- NFPA 45-2015 (Standard on Fire Protection for Laboratories) Section 7.8.7: “A measuring device for indicating that the hood airflow remains within safe design limits shall be provided on each chemical fume hood. The measuring device for hood airflow shall be a permanently installed device and shall provide continuous indication to the hood user of adequate airflow and alert inadequate hood airflow by a combination of an audible and visual alarm. Where an audible alarm could compromise the safety of the user or the research, alternative means of alarm shall be considered.”
- 29 CFR 1910.1450 (OSHA Laboratory Standard): Chemical Hygiene Plans must include “a requirement that fume hoods and other protective equipment are functioning properly and specific measures that shall be taken to ensure proper and adequate performance of such equipment.”
In order to meet the OSHA requirement that specific measures are taken to ensure proper fume hood performance, a continuous visual air monitoring device should be installed on every fume hood as specified in the ANSI and NFPA standards. Ideally, the air monitoring device should be connected to an audible alarm. Performance monitoring equipment allows the hood user to check and monitor the reliability of the hood system over time. These devices may not be added by the manufacturer, or at the time of fume hood installation, and may need to be addressed once the fume hood is installed.
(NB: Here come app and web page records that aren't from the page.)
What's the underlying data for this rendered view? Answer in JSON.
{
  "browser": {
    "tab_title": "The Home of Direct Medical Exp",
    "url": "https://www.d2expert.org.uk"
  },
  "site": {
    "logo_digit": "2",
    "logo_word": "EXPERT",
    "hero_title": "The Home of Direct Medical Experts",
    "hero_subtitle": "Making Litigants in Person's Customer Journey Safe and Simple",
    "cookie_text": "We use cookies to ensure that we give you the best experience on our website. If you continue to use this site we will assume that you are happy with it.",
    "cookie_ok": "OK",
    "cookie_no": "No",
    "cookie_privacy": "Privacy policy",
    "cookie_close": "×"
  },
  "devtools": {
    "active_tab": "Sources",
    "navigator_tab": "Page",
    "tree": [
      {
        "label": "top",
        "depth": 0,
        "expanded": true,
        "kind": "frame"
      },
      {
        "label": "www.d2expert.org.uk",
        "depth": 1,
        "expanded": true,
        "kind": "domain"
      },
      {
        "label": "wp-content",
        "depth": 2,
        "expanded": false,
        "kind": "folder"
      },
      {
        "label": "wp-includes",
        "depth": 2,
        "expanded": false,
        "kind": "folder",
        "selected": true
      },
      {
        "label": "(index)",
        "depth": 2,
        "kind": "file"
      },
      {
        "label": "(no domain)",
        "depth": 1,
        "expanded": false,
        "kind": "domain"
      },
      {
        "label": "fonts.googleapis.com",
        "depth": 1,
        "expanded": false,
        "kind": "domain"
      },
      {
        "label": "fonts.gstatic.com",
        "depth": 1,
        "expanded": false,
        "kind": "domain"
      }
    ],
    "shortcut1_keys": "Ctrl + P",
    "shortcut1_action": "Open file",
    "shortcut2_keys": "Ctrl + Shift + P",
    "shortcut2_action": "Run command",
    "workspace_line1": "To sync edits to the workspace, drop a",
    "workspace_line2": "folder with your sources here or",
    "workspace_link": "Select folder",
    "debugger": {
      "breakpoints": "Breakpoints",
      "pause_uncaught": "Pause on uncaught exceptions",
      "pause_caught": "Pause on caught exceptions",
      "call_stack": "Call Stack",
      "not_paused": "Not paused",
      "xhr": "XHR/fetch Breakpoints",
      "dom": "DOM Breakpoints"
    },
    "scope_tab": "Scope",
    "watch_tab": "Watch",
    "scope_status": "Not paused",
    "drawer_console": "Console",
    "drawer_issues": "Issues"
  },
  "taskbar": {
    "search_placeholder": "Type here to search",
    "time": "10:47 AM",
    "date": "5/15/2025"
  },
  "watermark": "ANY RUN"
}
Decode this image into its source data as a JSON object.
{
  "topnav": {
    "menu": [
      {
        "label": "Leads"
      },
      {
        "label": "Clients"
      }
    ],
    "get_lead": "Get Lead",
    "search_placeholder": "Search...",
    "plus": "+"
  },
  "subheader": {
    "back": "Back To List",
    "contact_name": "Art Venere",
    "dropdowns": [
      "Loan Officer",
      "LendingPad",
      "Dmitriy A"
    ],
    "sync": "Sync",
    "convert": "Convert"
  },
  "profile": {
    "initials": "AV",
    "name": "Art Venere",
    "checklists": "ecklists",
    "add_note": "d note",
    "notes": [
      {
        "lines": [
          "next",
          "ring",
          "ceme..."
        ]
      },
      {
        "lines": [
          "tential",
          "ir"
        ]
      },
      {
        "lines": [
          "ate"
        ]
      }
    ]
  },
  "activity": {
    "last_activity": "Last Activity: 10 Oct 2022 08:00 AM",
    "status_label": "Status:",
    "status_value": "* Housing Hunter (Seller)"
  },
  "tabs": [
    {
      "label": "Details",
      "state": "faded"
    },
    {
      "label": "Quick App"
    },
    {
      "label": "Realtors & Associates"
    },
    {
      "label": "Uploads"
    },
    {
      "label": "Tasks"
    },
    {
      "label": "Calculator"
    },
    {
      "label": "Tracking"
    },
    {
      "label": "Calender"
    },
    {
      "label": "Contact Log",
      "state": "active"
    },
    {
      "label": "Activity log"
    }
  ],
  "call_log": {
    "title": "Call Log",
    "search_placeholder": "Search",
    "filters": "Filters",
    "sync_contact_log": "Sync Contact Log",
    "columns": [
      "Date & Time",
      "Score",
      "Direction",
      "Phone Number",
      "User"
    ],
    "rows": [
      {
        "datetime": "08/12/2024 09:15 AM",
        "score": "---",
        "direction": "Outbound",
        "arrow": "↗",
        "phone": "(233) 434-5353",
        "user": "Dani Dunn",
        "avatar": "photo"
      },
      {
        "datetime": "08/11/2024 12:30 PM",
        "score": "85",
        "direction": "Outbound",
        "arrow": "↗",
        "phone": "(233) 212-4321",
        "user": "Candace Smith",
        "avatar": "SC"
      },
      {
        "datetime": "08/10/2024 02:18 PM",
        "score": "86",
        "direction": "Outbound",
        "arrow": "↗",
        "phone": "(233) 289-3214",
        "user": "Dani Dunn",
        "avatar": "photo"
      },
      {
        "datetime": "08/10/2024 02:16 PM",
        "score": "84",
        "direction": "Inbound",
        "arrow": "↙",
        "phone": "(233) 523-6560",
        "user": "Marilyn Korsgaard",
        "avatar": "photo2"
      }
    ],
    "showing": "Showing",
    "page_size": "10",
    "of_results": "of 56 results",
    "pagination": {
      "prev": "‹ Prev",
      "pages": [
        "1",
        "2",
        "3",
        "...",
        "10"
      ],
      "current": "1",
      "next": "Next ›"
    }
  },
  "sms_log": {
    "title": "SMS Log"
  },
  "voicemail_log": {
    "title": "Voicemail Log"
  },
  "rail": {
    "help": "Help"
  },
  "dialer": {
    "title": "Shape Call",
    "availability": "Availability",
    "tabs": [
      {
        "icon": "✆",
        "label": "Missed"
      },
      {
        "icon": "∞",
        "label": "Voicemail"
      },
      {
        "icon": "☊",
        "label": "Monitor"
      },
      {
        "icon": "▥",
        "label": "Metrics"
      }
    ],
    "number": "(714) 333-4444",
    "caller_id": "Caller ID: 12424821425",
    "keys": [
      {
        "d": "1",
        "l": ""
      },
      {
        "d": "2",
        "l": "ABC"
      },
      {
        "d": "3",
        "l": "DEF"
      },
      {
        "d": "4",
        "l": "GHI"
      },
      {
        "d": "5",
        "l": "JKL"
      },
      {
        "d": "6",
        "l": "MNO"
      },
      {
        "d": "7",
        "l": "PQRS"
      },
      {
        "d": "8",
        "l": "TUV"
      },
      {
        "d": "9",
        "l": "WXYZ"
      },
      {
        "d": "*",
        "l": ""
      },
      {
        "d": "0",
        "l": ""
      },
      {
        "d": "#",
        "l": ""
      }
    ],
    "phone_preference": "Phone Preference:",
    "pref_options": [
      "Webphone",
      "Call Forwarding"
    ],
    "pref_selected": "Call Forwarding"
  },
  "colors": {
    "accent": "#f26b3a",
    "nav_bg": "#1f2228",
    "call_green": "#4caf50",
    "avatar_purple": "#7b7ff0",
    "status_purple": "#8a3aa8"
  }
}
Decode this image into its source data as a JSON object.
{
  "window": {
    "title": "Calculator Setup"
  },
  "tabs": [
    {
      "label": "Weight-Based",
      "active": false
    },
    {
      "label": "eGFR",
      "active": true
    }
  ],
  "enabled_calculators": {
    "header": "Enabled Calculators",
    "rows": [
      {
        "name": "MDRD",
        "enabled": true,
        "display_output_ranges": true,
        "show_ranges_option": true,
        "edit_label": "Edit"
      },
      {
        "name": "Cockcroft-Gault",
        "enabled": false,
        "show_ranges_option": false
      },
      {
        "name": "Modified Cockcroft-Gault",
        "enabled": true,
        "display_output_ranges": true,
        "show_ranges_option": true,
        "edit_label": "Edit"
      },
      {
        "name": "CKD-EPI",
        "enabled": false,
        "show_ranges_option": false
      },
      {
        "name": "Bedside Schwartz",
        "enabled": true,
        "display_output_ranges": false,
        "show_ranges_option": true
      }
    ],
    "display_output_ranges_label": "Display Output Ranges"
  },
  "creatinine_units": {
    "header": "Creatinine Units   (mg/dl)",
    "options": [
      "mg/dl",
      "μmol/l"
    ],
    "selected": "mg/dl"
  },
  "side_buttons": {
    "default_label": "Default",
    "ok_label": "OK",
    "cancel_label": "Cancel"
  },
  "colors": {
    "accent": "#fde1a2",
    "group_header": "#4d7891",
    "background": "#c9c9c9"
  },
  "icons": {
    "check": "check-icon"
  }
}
Air monitoring devices and alarms should be on an annual preventative maintenance and calibration plan.
If you have any questions on fume hood air monitoring devices or alarm requirements, please email email@example.com.